Since it is Easter time I always think of Anna’s famous Ambrosia Baked Ham that has become one of the most talked about and revered recipes in the culinary world. This is also the famous ham that Anna prepares every year for her annual Easter brunch at the James Beard House in New York City.
Just this past weekend, I talked to another culinary friend, Mary Ann Esposito, from the PBS TV cooking show “Ciao Italia.” The first thing we talked about was our mutual friend, Anna Nurse and her legendary ham recipe for the Easter season.
It is funny how many lives one has touched and how many people consider her their mentor, I myself, proudly included.
With Anna’s permission, I share with you one of her most treasured recipes. I do hope you enjoy as much as I and my family have for the past 20 years.
Buona Pasqua!Anna Nurse’s Baked Ham 1 bone-in smoked ham, 12 to 18 pounds 36 whole cloves 3 cups pineapple juice 1 pound dark brown sugar 16 ounce bottle dark corn syrup
Preheat the oven to 325 degrees. Place the ham in a shallow roasting pan. Score the fat and stud it completely with cloves. Pour the pineapple juice over the ham and bake for 12 minutes per pound.
After 1-1/2 hours, remove the ham from the oven and carefully pat the brown sugar on top, completely covering the top of the ham. Gently pour the corn syrup over the ham, being careful not to disturb the sugar covering. Continue baking basting every 15 minutes.
When the ham has baked its allotted time, remove it from your oven and continue basting until it is cooled — this gives it a beautiful glaze.
The remaining syrup can be used again over a side dish such as yams, butternut squash, or sweet potatoes, if you are serving the ham hot as a main dish. Otherwise, it can be left on the sideboard or kitchen counter at room temperature during the day for snacking purposes, then stored in the refrigerator for several days.

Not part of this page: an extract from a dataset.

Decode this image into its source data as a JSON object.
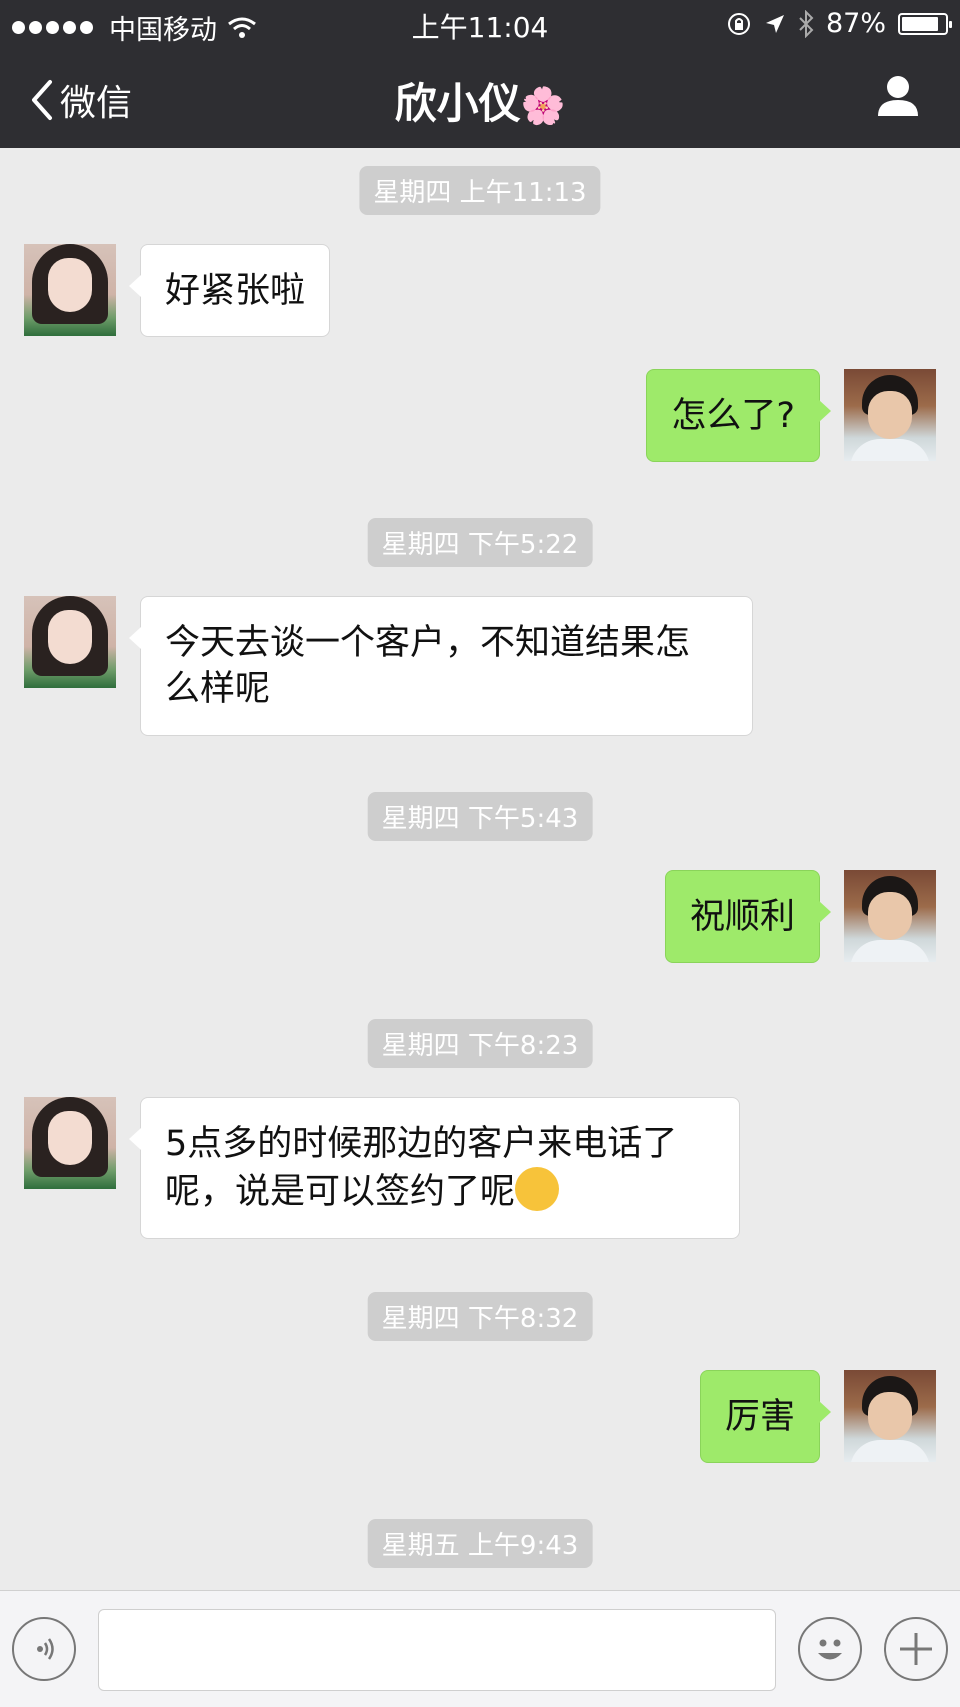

Recipe reprinted from “Little Italy” by David Ruggerio (Artisan Books 1997)
Chef Jasper J. Mirabile Jr. of Jasper’s commands the helm of his family’s 59-year-old restaurant, consistently rated one of Kansas City’s best Italian restaurants. In addition to running the restaurant with his brother, Mirabile is a culinary instructor, founding member of Slow Food Kansas City and a national board member of the American Institute of Wine and Food. He hosts many famous chefs on his weekly radio show Live! From Jasper’s Kitchen on KCMO 710 AM and 103.7 FM and sells a line of dressings and sauces.